*** Opening of Information ***

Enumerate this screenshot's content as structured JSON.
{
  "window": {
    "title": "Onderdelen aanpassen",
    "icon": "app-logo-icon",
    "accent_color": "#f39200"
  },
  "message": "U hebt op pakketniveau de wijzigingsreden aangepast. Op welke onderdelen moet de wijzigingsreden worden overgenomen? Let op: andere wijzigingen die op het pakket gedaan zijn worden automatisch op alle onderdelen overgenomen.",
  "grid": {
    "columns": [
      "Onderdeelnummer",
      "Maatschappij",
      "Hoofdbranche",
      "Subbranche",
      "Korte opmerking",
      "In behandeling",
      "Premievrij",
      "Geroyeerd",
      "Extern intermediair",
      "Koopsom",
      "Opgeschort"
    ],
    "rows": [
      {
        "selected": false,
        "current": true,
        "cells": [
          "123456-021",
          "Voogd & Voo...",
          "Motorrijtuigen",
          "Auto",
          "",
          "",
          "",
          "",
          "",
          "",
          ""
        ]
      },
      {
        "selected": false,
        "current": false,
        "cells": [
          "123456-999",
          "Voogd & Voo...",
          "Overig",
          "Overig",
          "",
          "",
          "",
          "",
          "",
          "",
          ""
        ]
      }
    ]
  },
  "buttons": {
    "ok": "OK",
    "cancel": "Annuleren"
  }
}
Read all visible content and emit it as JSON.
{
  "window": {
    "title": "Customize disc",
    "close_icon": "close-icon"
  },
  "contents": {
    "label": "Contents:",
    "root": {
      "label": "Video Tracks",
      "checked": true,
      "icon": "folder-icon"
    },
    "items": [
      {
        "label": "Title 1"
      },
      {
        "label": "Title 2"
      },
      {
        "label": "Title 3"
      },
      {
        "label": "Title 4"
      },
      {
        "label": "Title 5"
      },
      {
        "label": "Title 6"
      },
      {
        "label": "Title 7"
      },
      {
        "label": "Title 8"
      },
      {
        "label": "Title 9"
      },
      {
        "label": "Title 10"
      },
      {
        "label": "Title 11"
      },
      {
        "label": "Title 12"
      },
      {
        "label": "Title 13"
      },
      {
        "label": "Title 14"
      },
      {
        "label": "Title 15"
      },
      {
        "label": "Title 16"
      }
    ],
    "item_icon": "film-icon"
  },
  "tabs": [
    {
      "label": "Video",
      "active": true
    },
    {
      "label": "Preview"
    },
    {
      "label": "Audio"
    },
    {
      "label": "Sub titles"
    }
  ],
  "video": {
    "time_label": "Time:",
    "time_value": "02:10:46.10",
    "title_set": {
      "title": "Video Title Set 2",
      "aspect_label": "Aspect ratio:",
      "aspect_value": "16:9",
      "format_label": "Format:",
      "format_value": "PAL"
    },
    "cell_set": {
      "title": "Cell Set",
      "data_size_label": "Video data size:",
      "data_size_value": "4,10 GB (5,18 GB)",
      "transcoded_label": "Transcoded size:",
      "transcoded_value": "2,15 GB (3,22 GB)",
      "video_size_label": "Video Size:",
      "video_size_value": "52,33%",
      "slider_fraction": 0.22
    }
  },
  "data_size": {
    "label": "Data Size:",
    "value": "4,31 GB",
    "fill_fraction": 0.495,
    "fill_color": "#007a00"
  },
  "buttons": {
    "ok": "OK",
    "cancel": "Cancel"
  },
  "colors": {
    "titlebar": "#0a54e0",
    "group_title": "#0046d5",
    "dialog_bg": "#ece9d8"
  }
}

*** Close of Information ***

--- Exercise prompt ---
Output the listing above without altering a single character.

--- Expected output ---
Enumerate this screenshot's content as structured JSON.
{
  "window": {
    "title": "Onderdelen aanpassen",
    "icon": "app-logo-icon",
    "accent_color": "#f39200"
  },
  "message": "U hebt op pakketniveau de wijzigingsreden aangepast. Op welke onderdelen moet de wijzigingsreden worden overgenomen? Let op: andere wijzigingen die op het pakket gedaan zijn worden automatisch op alle onderdelen overgenomen.",
  "grid": {
    "columns": [
      "Onderdeelnummer",
      "Maatschappij",
      "Hoofdbranche",
      "Subbranche",
      "Korte opmerking",
      "In behandeling",
      "Premievrij",
      "Geroyeerd",
      "Extern intermediair",
      "Koopsom",
      "Opgeschort"
    ],
    "rows": [
      {
        "selected": false,
        "current": true,
        "cells": [
          "123456-021",
          "Voogd & Voo...",
          "Motorrijtuigen",
          "Auto",
          "",
          "",
          "",
          "",
          "",
          "",
          ""
        ]
      },
      {
        "selected": false,
        "current": false,
        "cells": [
          "123456-999",
          "Voogd & Voo...",
          "Overig",
          "Overig",
          "",
          "",
          "",
          "",
          "",
          "",
          ""
        ]
      }
    ]
  },
  "buttons": {
    "ok": "OK",
    "cancel": "Annuleren"
  }
}
Read all visible content and emit it as JSON.
{
  "window": {
    "title": "Customize disc",
    "close_icon": "close-icon"
  },
  "contents": {
    "label": "Contents:",
    "root": {
      "label": "Video Tracks",
      "checked": true,
      "icon": "folder-icon"
    },
    "items": [
      {
        "label": "Title 1"
      },
      {
        "label": "Title 2"
      },
      {
        "label": "Title 3"
      },
      {
        "label": "Title 4"
      },
      {
        "label": "Title 5"
      },
      {
        "label": "Title 6"
      },
      {
        "label": "Title 7"
      },
      {
        "label": "Title 8"
      },
      {
        "label": "Title 9"
      },
      {
        "label": "Title 10"
      },
      {
        "label": "Title 11"
      },
      {
        "label": "Title 12"
      },
      {
        "label": "Title 13"
      },
      {
        "label": "Title 14"
      },
      {
        "label": "Title 15"
      },
      {
        "label": "Title 16"
      }
    ],
    "item_icon": "film-icon"
  },
  "tabs": [
    {
      "label": "Video",
      "active": true
    },
    {
      "label": "Preview"
    },
    {
      "label": "Audio"
    },
    {
      "label": "Sub titles"
    }
  ],
  "video": {
    "time_label": "Time:",
    "time_value": "02:10:46.10",
    "title_set": {
      "title": "Video Title Set 2",
      "aspect_label": "Aspect ratio:",
      "aspect_value": "16:9",
      "format_label": "Format:",
      "format_value": "PAL"
    },
    "cell_set": {
      "title": "Cell Set",
      "data_size_label": "Video data size:",
      "data_size_value": "4,10 GB (5,18 GB)",
      "transcoded_label": "Transcoded size:",
      "transcoded_value": "2,15 GB (3,22 GB)",
      "video_size_label": "Video Size:",
      "video_size_value": "52,33%",
      "slider_fraction": 0.22
    }
  },
  "data_size": {
    "label": "Data Size:",
    "value": "4,31 GB",
    "fill_fraction": 0.495,
    "fill_color": "#007a00"
  },
  "buttons": {
    "ok": "OK",
    "cancel": "Cancel"
  },
  "colors": {
    "titlebar": "#0a54e0",
    "group_title": "#0046d5",
    "dialog_bg": "#ece9d8"
  }
}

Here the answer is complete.